From factually incorrect stories that claim 5G exposes people to harmful levels of radiation, to rumours that link the mobile internet technology to the spread of Covid-19, there are many myths about 5G. In this blog, we separate fact from fiction, busting the myths commonly associated with 5G.
One of the many conspiracy theories about Covid-19 was that it was caused by 5G. There were rumours that people’s immune systems were weakened by 5G-emitted radiation, leaving them susceptible to falling ill with the virus. These claims have been disputed by credible sources from all over the world, including the World Health Organization and the UK government.
The simple reasoning is this: viruses cannot travel on radio waves or mobile networks. Therefore, it is biologically impossible for 5G to cause or spread Covid-19. In addition, the virus has spread in places where a 5G network hasn’t been rolled out yet.
One of the biggest concerns around 5G is that it exposes people to harmful levels of radiation, which can cause cancer.

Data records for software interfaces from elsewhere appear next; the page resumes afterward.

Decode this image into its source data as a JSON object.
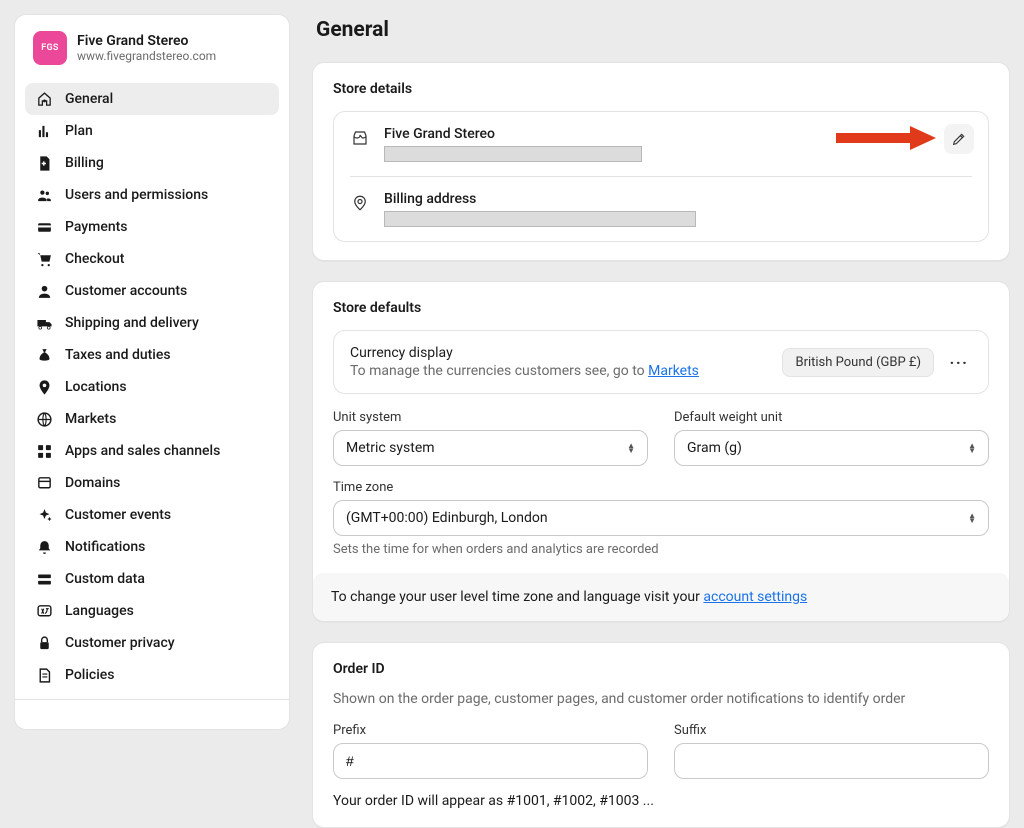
{
  "store": {
    "logo_text": "FGS",
    "name": "Five Grand Stereo",
    "url": "www.fivegrandstereo.com"
  },
  "sidebar": {
    "items": [
      {
        "label": "General"
      },
      {
        "label": "Plan"
      },
      {
        "label": "Billing"
      },
      {
        "label": "Users and permissions"
      },
      {
        "label": "Payments"
      },
      {
        "label": "Checkout"
      },
      {
        "label": "Customer accounts"
      },
      {
        "label": "Shipping and delivery"
      },
      {
        "label": "Taxes and duties"
      },
      {
        "label": "Locations"
      },
      {
        "label": "Markets"
      },
      {
        "label": "Apps and sales channels"
      },
      {
        "label": "Domains"
      },
      {
        "label": "Customer events"
      },
      {
        "label": "Notifications"
      },
      {
        "label": "Custom data"
      },
      {
        "label": "Languages"
      },
      {
        "label": "Customer privacy"
      },
      {
        "label": "Policies"
      }
    ]
  },
  "page": {
    "title": "General"
  },
  "store_details": {
    "heading": "Store details",
    "name_label": "Five Grand Stereo",
    "billing_label": "Billing address"
  },
  "defaults": {
    "heading": "Store defaults",
    "currency_title": "Currency display",
    "currency_sub_prefix": "To manage the currencies customers see, go to ",
    "currency_sub_link": "Markets",
    "currency_badge": "British Pound (GBP £)",
    "unit_system_label": "Unit system",
    "unit_system_value": "Metric system",
    "weight_label": "Default weight unit",
    "weight_value": "Gram (g)",
    "timezone_label": "Time zone",
    "timezone_value": "(GMT+00:00) Edinburgh, London",
    "timezone_help": "Sets the time for when orders and analytics are recorded",
    "account_note_prefix": "To change your user level time zone and language visit your ",
    "account_note_link": "account settings"
  },
  "order_id": {
    "heading": "Order ID",
    "sub": "Shown on the order page, customer pages, and customer order notifications to identify order",
    "prefix_label": "Prefix",
    "prefix_value": "#",
    "suffix_label": "Suffix",
    "suffix_value": "",
    "example": "Your order ID will appear as #1001, #1002, #1003 ..."
  }
}
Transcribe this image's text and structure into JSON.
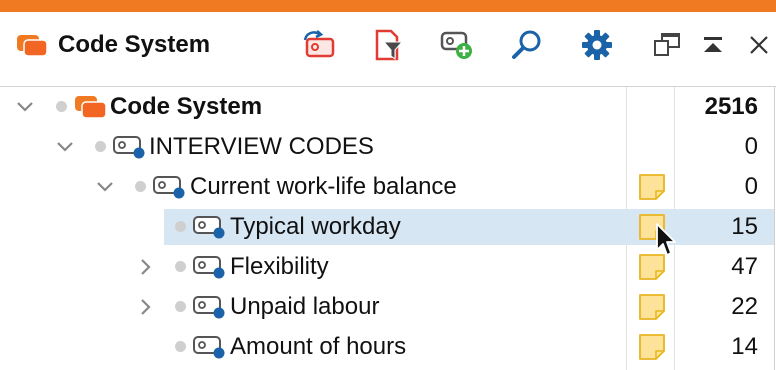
{
  "window": {
    "title": "Code System",
    "accent_color": "#f07a22"
  },
  "toolbar": {
    "buttons": [
      {
        "name": "activate-codes-button",
        "icon": "code-reset-icon"
      },
      {
        "name": "filter-button",
        "icon": "document-filter-icon"
      },
      {
        "name": "new-code-button",
        "icon": "code-add-icon"
      },
      {
        "name": "search-button",
        "icon": "search-icon"
      },
      {
        "name": "settings-button",
        "icon": "gear-icon"
      },
      {
        "name": "undock-button",
        "icon": "undock-window-icon"
      },
      {
        "name": "maximize-button",
        "icon": "maximize-icon"
      },
      {
        "name": "close-button",
        "icon": "close-icon"
      }
    ]
  },
  "tree": {
    "rows": [
      {
        "label": "Code System",
        "count": "2516",
        "level": 0,
        "expanded": true,
        "root": true,
        "memo": false
      },
      {
        "label": "INTERVIEW CODES",
        "count": "0",
        "level": 1,
        "expanded": true,
        "memo": false
      },
      {
        "label": "Current work-life balance",
        "count": "0",
        "level": 2,
        "expanded": true,
        "memo": true
      },
      {
        "label": "Typical workday",
        "count": "15",
        "level": 3,
        "selected": true,
        "memo": true
      },
      {
        "label": "Flexibility",
        "count": "47",
        "level": 3,
        "expanded": false,
        "memo": true
      },
      {
        "label": "Unpaid labour",
        "count": "22",
        "level": 3,
        "expanded": false,
        "memo": true
      },
      {
        "label": "Amount of hours",
        "count": "14",
        "level": 3,
        "memo": true
      }
    ]
  },
  "colors": {
    "selection": "#d6e6f3",
    "code_dot": "#1a63a8",
    "memo_fill": "#fde39a",
    "memo_stroke": "#e8b520",
    "root_icon": "#f26522"
  }
}
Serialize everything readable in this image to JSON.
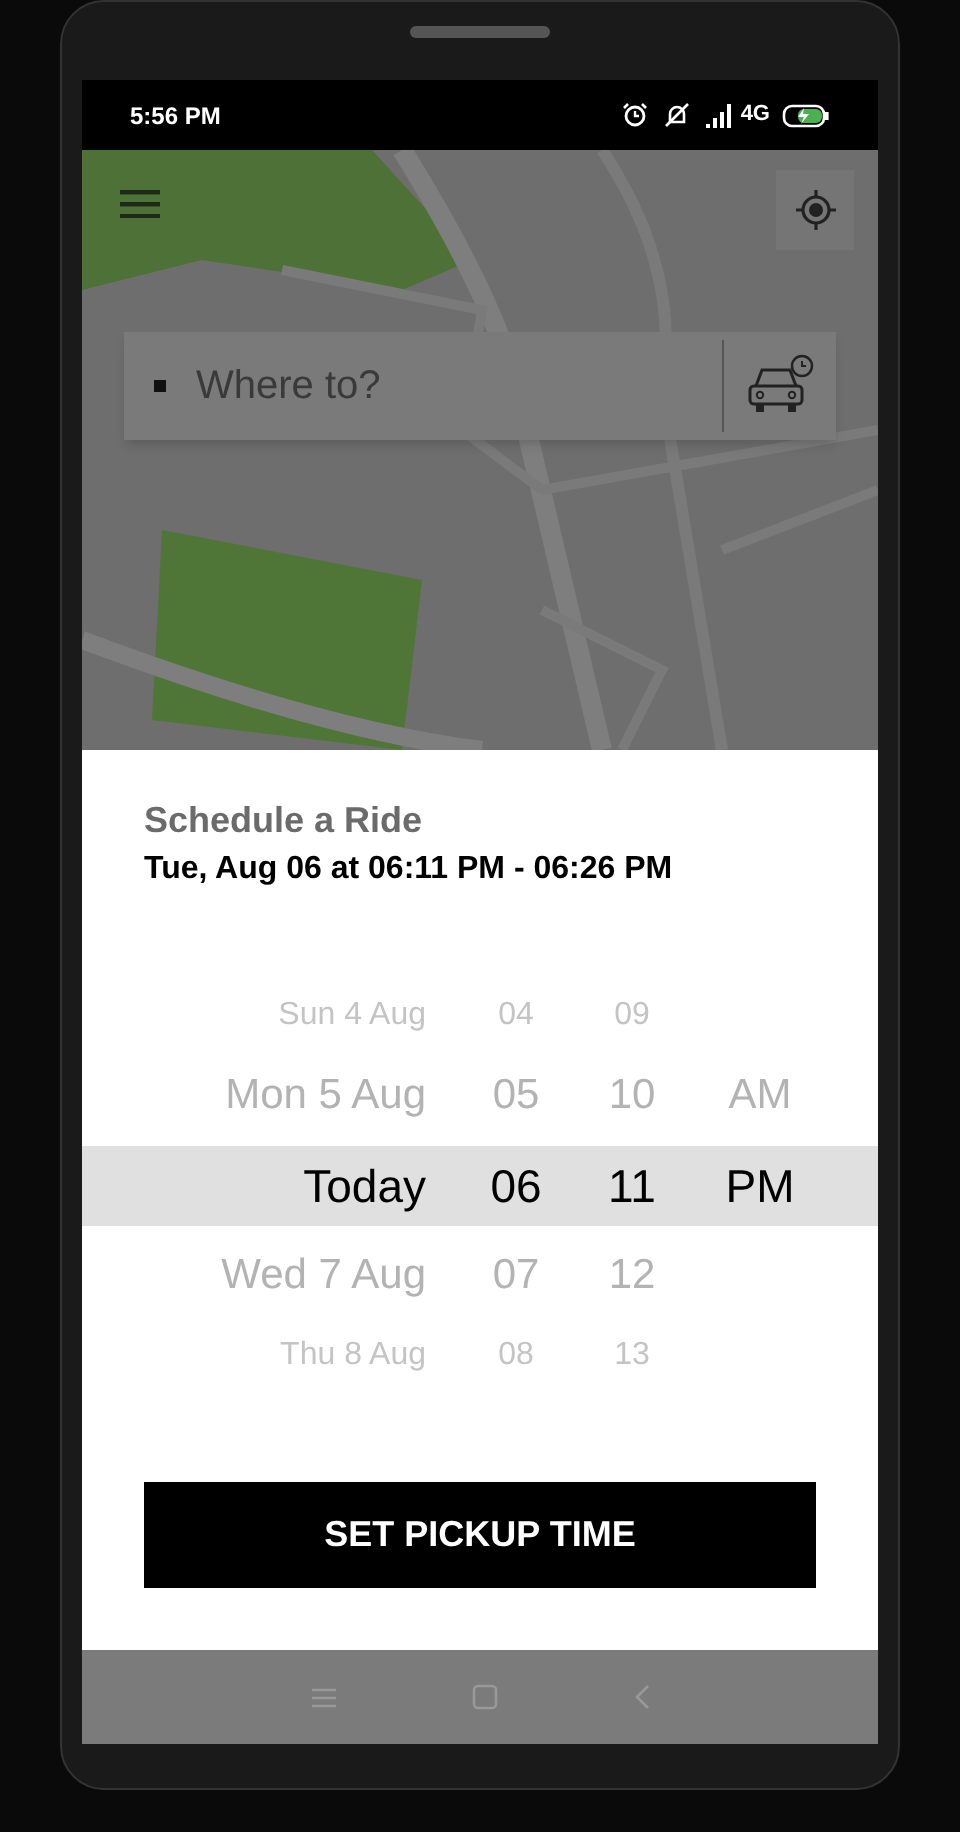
{
  "status_bar": {
    "time": "5:56 PM",
    "network": "4G"
  },
  "search": {
    "placeholder": "Where to?"
  },
  "schedule": {
    "title": "Schedule a Ride",
    "summary": "Tue, Aug 06 at 06:11 PM - 06:26 PM"
  },
  "picker": {
    "rows": [
      {
        "kind": "far",
        "selected": false,
        "day": "Sun 4 Aug",
        "hour": "04",
        "minute": "09"
      },
      {
        "kind": "near",
        "selected": false,
        "day": "Mon 5 Aug",
        "hour": "05",
        "minute": "10",
        "period": "AM"
      },
      {
        "kind": "center",
        "selected": true,
        "day": "Today",
        "hour": "06",
        "minute": "11",
        "period": "PM"
      },
      {
        "kind": "near",
        "selected": false,
        "day": "Wed 7 Aug",
        "hour": "07",
        "minute": "12"
      },
      {
        "kind": "far",
        "selected": false,
        "day": "Thu 8 Aug",
        "hour": "08",
        "minute": "13"
      }
    ]
  },
  "button": {
    "label": "SET PICKUP TIME"
  }
}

It’s true that 5G is broadcast via radio waves, which are a form of radiation. However, this type of radiation is known as ‘non-ionising’ and doesn’t carry enough energy to directly damage cells. Non-ionising radiation is different to ‘ionising’ radiation – for example, gamma (nuclear) rays and X-rays – which can damage cells and is therefore linked to cancer.

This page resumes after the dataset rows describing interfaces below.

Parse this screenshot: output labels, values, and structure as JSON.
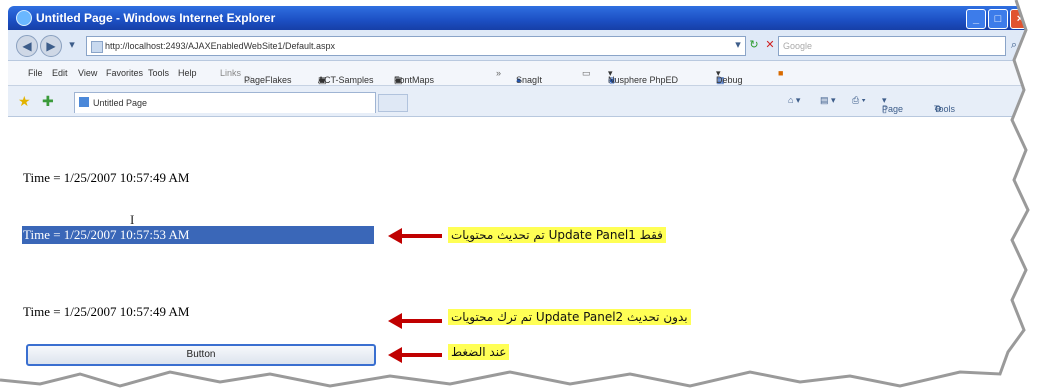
{
  "window": {
    "title": "Untitled Page - Windows Internet Explorer",
    "controls": [
      "_",
      "□",
      "×"
    ]
  },
  "addressbar": {
    "url": "http://localhost:2493/AJAXEnabledWebSite1/Default.aspx",
    "search_placeholder": "Google"
  },
  "menubar": {
    "items": [
      "File",
      "Edit",
      "View",
      "Favorites",
      "Tools",
      "Help"
    ],
    "links_label": "Links",
    "links": [
      "PageFlakes",
      "ACT-Samples",
      "FontMaps"
    ],
    "tools": [
      "SnagIt",
      "Nusphere PhpED",
      "Debug"
    ]
  },
  "tabbar": {
    "tab_title": "Untitled Page",
    "page_label": "Page",
    "tools_label": "Tools"
  },
  "content": {
    "time1": "Time = 1/25/2007 10:57:49 AM",
    "time2": "Time = 1/25/2007 10:57:53 AM",
    "time3": "Time = 1/25/2007 10:57:49 AM",
    "button_label": "Button",
    "cursor": "I"
  },
  "annotations": {
    "note1": "تم تحديث محتويات Update Panel1 فقط",
    "note2": "تم ترك محتويات Update Panel2 بدون تحديث",
    "note3": "عند الضغط"
  },
  "colors": {
    "titlebar": "#1c4fc3",
    "highlight": "#3a67b8",
    "arrow": "#c00000",
    "note_bg": "#ffff55"
  }
}
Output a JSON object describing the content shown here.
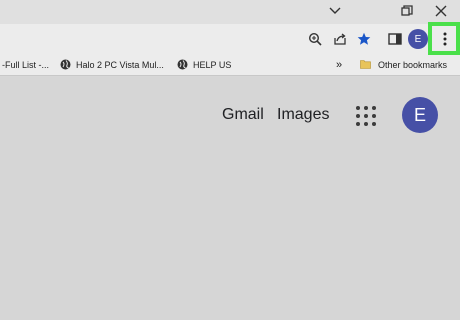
{
  "window": {
    "icons": [
      "chevron-down-icon",
      "restore-icon",
      "close-icon"
    ]
  },
  "toolbar": {
    "profile_initial": "E",
    "icons": [
      "zoom-icon",
      "share-icon",
      "bookmark-star-icon",
      "side-panel-icon",
      "more-vert-icon"
    ],
    "accent": "#1a73e8"
  },
  "bookmarks": {
    "items": [
      {
        "label": "-Full List -..."
      },
      {
        "label": "Halo 2 PC Vista Mul..."
      },
      {
        "label": "HELP US"
      }
    ],
    "overflow": "»",
    "other": "Other bookmarks"
  },
  "page": {
    "gmail": "Gmail",
    "images": "Images",
    "avatar_initial": "E",
    "avatar_color": "#4650a6"
  },
  "highlight_color": "#4ae04a"
}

Most radiation is harmless, though. It’s simply the release of energy – and we encounter it every day, from sunlight, to microwaves and some light bulbs at home. Even our own bodies release radiation.
The level of radiation released by 5G is well within the non-ionising part of the spectrum. In fact, visible light (the light from your TV or light bulb) operates at a frequency 100,000 times higher than 5G – and this is still classed as non-ionising!

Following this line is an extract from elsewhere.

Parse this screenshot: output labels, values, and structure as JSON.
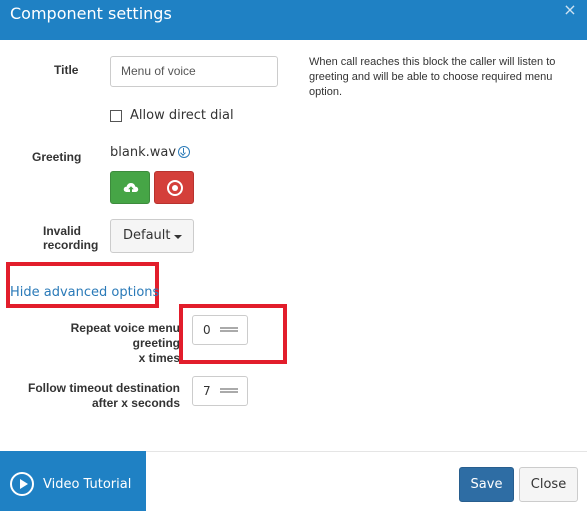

Read more about what is linked to cancer by visiting Cancer Research UK’s website.
5G masts have been vandalised by people who believe they are dangerous and pose a risk to human health.
However, 5G masts have been built within strict safety guidelines to ensure that people aren’t exposed to unsafe levels of radio waves. Ofcom, the UK’s telecoms regulator, has carried out tests at 5G-enabled mobile masts across the country and found that they were well within the strict safety guidelines that monitor radiation levels.
5G masts are also able to operate at lower levels than their 4G counterparts as there is more of them – so the radio waves they release are many times lower than the guidelines.
Another concern about 5G is that it is bad for the environment. In truth, 5G actually has the potential to reduce our carbon footprint and play a big part in the fight against climate change.
To start with, 5G has been designed to use less power than previous generations of mobile technology – including 4G. Reports show that 5G masts already consume half the energy as their 4G counterparts per gigabyte, and it's expected that they'll consume even less in the future.
In addition, 5G base stations have the capability to go into ‘sleep mode’ when there are no active users in range – something which isn’t available with 4G networks. There are claims that this can reduce base energy usage by 40%, which will in turn reduce carbon emissions.
5G connectivity can also be used to make industries more efficient and will play a significant role in the US meeting its climate change goals, according to a study by Accenture published in January 2022. In addition, analysis by Ericsson in 2021 said 5G’s potential carbon emission savings in the EU were the equivalent of taking more than 35 million cars off the EU’s roads.
Both studies suggest that implementing 5G within power, transport, manufacturing and buildings sectors – which currently have high carbon emissions – could have significant benefits on the environment. The examples of how this will be possible include: reduced traffic congestion, more people using public transport, predictive maintenance within manufacturing, and increased green energy use.
We hope this blog has helped to bust those myths you’ve heard about 5G and show you how it has the potential to make our future a smarter, cleaner, healthier, more economical one. We invite you to ‘Be 5G Smart’ and find out more about what this latest generation of mobile technology could do for you.